Southeast Asia is seen as a key market for smartphone makers as it features an expanding middle class and a young population.

Poco, whicih was spun off from Beijing-based Xiaomi in 2020, is one of the firms targeting the region with mid-range phones, including its recently released Poco M3 Pro 5G.

The device, featuring 5G, a dual-SIM slot and battery conservation features, sells in Indonesia for only 2,399,000 rupiah ($157, £122).

Samsung currently leads the Southeast Asia smartphone market, with a 27 percent share in the first quarter of 2023, followed by Chinese firms Oppo, Xiaomi, Vivo and Realme, according to Canalys.

High-end competition

But separate figures from Counterpoint found Apple’s iPhone sales rose 18 percent year-on-year in the first quarter, while Samsung, Xiaomi, Vivo, Oppo and Xiaomi all saw shipments drop, an indication of the competition that budget brands face from higher-end models.

“The rise in digital payments and financing options in the region makes high-end devices more affordable for the masses,” said Canalyst analyst Sheng Win Chow.

Smartphone shipments in the region fell 21 percent year-on-year in the quarter, amidst a broader downturn, but Chow said the figures are expected to rise 7 percent next year as demand recovers.

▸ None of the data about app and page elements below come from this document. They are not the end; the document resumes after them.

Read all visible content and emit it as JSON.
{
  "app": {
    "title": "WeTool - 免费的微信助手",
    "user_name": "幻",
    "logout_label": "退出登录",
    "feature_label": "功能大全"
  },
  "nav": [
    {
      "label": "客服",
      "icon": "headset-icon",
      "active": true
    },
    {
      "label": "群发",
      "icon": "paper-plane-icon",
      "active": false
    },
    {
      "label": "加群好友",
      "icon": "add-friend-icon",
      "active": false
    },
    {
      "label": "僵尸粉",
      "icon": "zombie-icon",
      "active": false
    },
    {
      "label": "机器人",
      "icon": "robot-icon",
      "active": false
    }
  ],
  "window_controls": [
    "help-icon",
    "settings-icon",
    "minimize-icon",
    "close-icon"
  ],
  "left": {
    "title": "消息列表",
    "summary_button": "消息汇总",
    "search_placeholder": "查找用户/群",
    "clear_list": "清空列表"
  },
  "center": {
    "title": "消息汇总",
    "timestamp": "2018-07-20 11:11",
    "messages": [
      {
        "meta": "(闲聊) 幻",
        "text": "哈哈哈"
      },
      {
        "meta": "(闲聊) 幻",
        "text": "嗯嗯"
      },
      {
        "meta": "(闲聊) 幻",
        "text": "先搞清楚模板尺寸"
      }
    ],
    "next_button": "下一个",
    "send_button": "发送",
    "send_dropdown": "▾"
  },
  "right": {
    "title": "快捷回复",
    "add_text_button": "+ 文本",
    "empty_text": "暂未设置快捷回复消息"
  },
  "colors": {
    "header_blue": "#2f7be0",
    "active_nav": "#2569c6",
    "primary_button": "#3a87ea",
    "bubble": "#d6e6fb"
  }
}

“Looking ahead, Southeast Asia continues to be a promising market for smartphone manufacturers, thanks to its expanding middle class and young population, which are key customer segments for smartphone vendors,” Chow said.